■ **Task requirements**: Determine the number of lines in the entries below in which the word "calendar" appears, and reply with that number only.

■ **Information shown**:
====================

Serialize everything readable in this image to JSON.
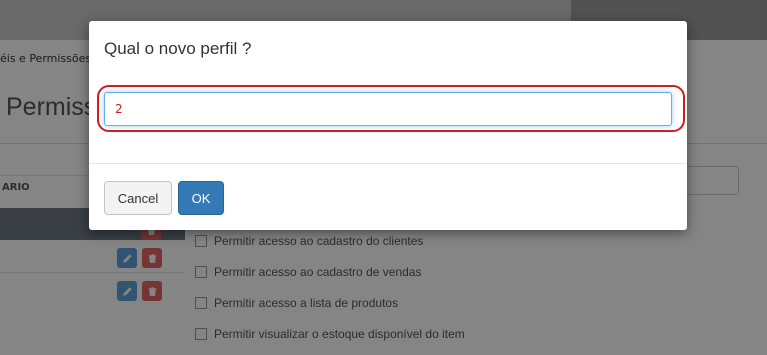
{
  "background": {
    "breadcrumb": "éis e Permissões",
    "page_title": "Permiss",
    "table_header": "ARIO",
    "permissions": [
      "Permitir acesso ao cadastro do clientes",
      "Permitir acesso ao cadastro de vendas",
      "Permitir acesso a lista de produtos",
      "Permitir visualizar o estoque disponível do item"
    ],
    "icons": {
      "edit": "pencil-icon",
      "delete": "trash-icon"
    }
  },
  "dialog": {
    "title": "Qual o novo perfil ?",
    "input_value": "2",
    "cancel_label": "Cancel",
    "ok_label": "OK"
  },
  "colors": {
    "highlight_ring": "#cc1f1f",
    "ok_button": "#337ab7",
    "edit_button": "#5fa2dd",
    "delete_button": "#e36767"
  }
}
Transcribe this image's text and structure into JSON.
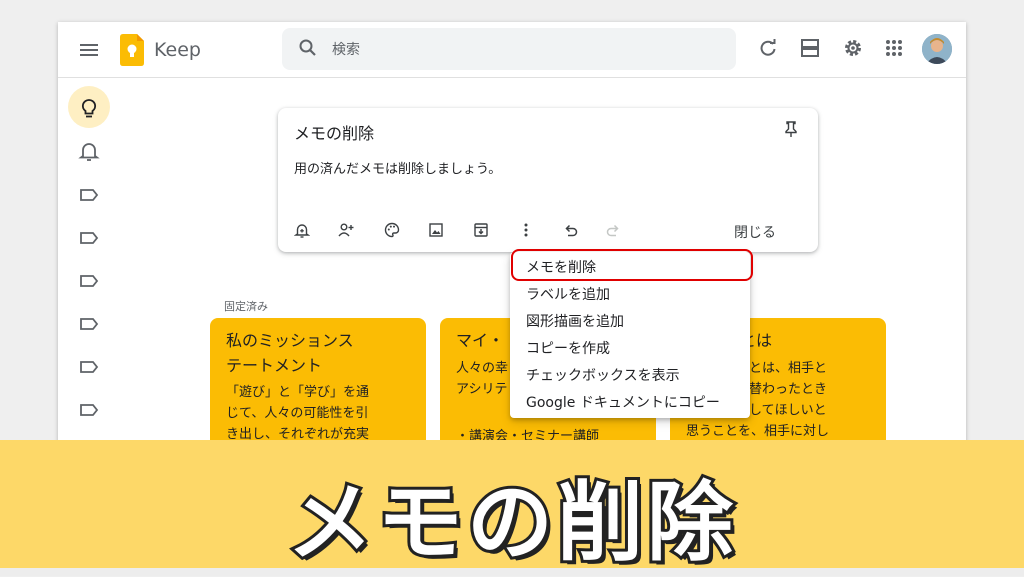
{
  "app": {
    "title": "Keep"
  },
  "search": {
    "placeholder": "検索"
  },
  "note": {
    "title": "メモの削除",
    "body": "用の済んだメモは削除しましょう。",
    "close_label": "閉じる"
  },
  "menu": {
    "items": [
      "メモを削除",
      "ラベルを追加",
      "図形描画を追加",
      "コピーを作成",
      "チェックボックスを表示",
      "Google ドキュメントにコピー"
    ]
  },
  "pinned": {
    "label": "固定済み"
  },
  "cards": [
    {
      "title_lines": [
        "私のミッションス",
        "テートメント"
      ],
      "text_lines": [
        "「遊び」と「学び」を通",
        "じて、人々の可能性を引",
        "き出し、それぞれが充実"
      ]
    },
    {
      "title_lines": [
        "マイ・"
      ],
      "text_lines": [
        "人々の幸",
        "アシリテ",
        "・講演会・セミナー講師"
      ]
    },
    {
      "title_lines": [
        "とは"
      ],
      "text_lines": [
        "」とは、相手と",
        "れ替わったとき",
        "がしてほしいと",
        "思うことを、相手に対し"
      ]
    }
  ],
  "banner": {
    "title": "メモの削除"
  },
  "colors": {
    "accent": "#fbbc04",
    "highlight": "#e00000",
    "banner": "#fdd868",
    "active_nav": "#feefc3"
  }
}
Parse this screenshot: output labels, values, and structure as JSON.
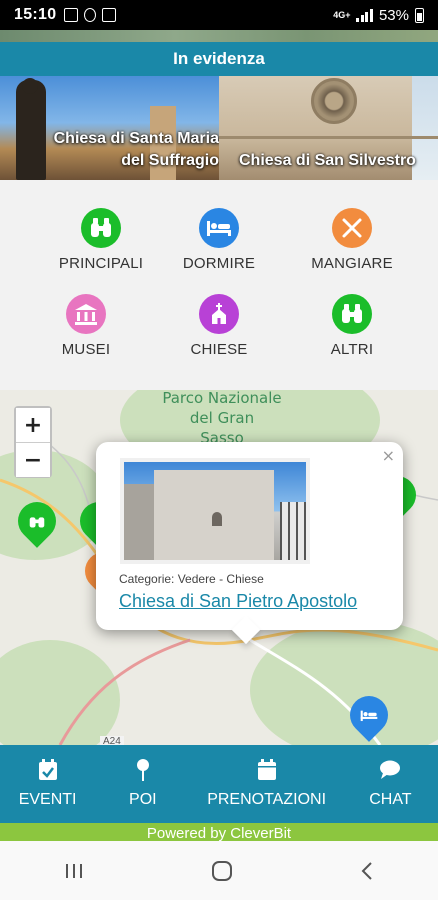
{
  "status_bar": {
    "time": "15:10",
    "network": "4G+",
    "battery": "53%"
  },
  "featured": {
    "title": "In evidenza",
    "slides": [
      {
        "caption_line1": "Chiesa di Santa Maria",
        "caption_line2": "del Suffragio"
      },
      {
        "caption_line1": "Chiesa di San Silvestro",
        "caption_line2": ""
      }
    ]
  },
  "categories": [
    {
      "label": "PRINCIPALI",
      "icon": "binoculars-icon",
      "color": "#1bbd2a"
    },
    {
      "label": "DORMIRE",
      "icon": "bed-icon",
      "color": "#2a86e3"
    },
    {
      "label": "MANGIARE",
      "icon": "fork-knife-icon",
      "color": "#f28c3e"
    },
    {
      "label": "MUSEI",
      "icon": "museum-icon",
      "color": "#e875c0"
    },
    {
      "label": "CHIESE",
      "icon": "church-icon",
      "color": "#b841d6"
    },
    {
      "label": "ALTRI",
      "icon": "binoculars-icon",
      "color": "#1bbd2a"
    }
  ],
  "map": {
    "park_label_line1": "Parco Nazionale",
    "park_label_line2": "del Gran",
    "park_label_line3": "Sasso",
    "road_label": "A24",
    "zoom_in": "+",
    "zoom_out": "−",
    "popup": {
      "close": "×",
      "category": "Categorie: Vedere - Chiese",
      "title": "Chiesa di San Pietro Apostolo"
    }
  },
  "bottom_nav": [
    {
      "label": "EVENTI",
      "icon": "calendar-check-icon"
    },
    {
      "label": "POI",
      "icon": "pin-icon"
    },
    {
      "label": "PRENOTAZIONI",
      "icon": "calendar-icon"
    },
    {
      "label": "CHAT",
      "icon": "chat-bubble-icon"
    }
  ],
  "footer": {
    "powered_by": "Powered by CleverBit"
  },
  "colors": {
    "primary": "#1a88a8",
    "footer_green": "#8cc63f",
    "link": "#1a88a8"
  }
}
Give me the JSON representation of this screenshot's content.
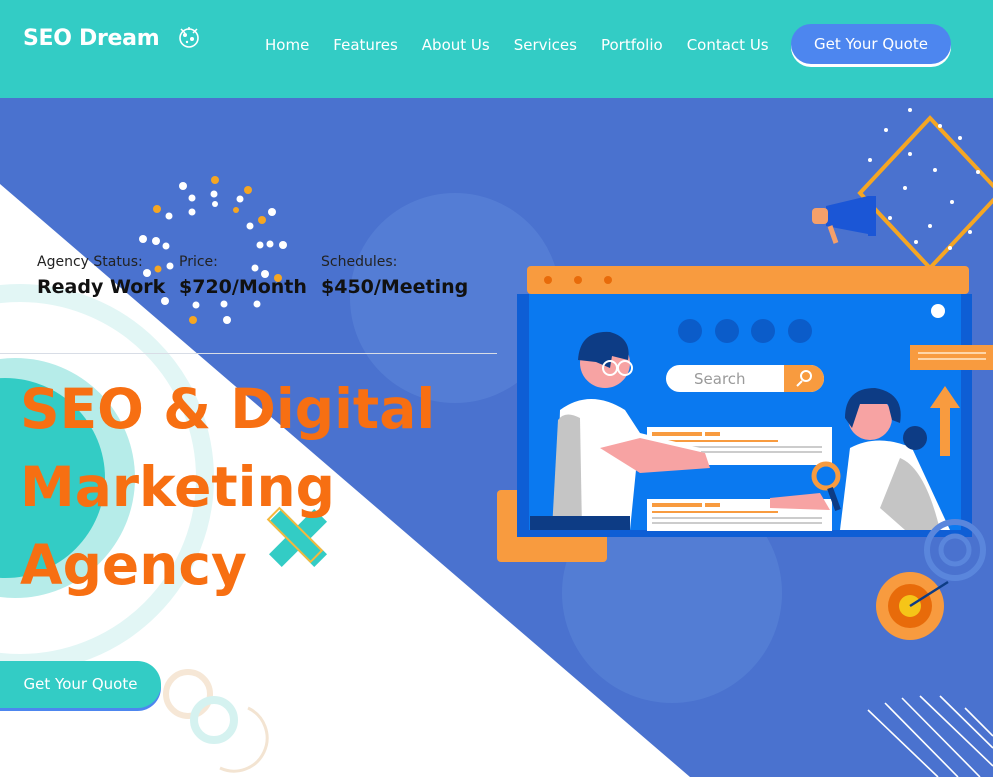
{
  "header": {
    "logo_text": "SEO Dream",
    "nav": [
      "Home",
      "Features",
      "About Us",
      "Services",
      "Portfolio",
      "Contact Us"
    ],
    "cta_label": "Get Your Quote"
  },
  "hero": {
    "info": [
      {
        "label": "Agency Status:",
        "value": "Ready Work"
      },
      {
        "label": "Price:",
        "value": "$720/Month"
      },
      {
        "label": "Schedules:",
        "value": "$450/Meeting"
      }
    ],
    "headline": [
      "SEO & Digital",
      "Marketing",
      "Agency"
    ],
    "cta_label": "Get Your Quote",
    "search_placeholder": "Search"
  },
  "colors": {
    "header_bg": "#33ccc5",
    "hero_bg": "#4a72cf",
    "accent_orange": "#f76f12",
    "button_blue": "#4d86ef",
    "teal": "#33ccc5"
  },
  "icons": [
    "logo-icon",
    "megaphone-icon",
    "search-icon",
    "magnifier-icon",
    "target-icon",
    "arrow-up-icon"
  ]
}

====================

■ **Answer box**: 2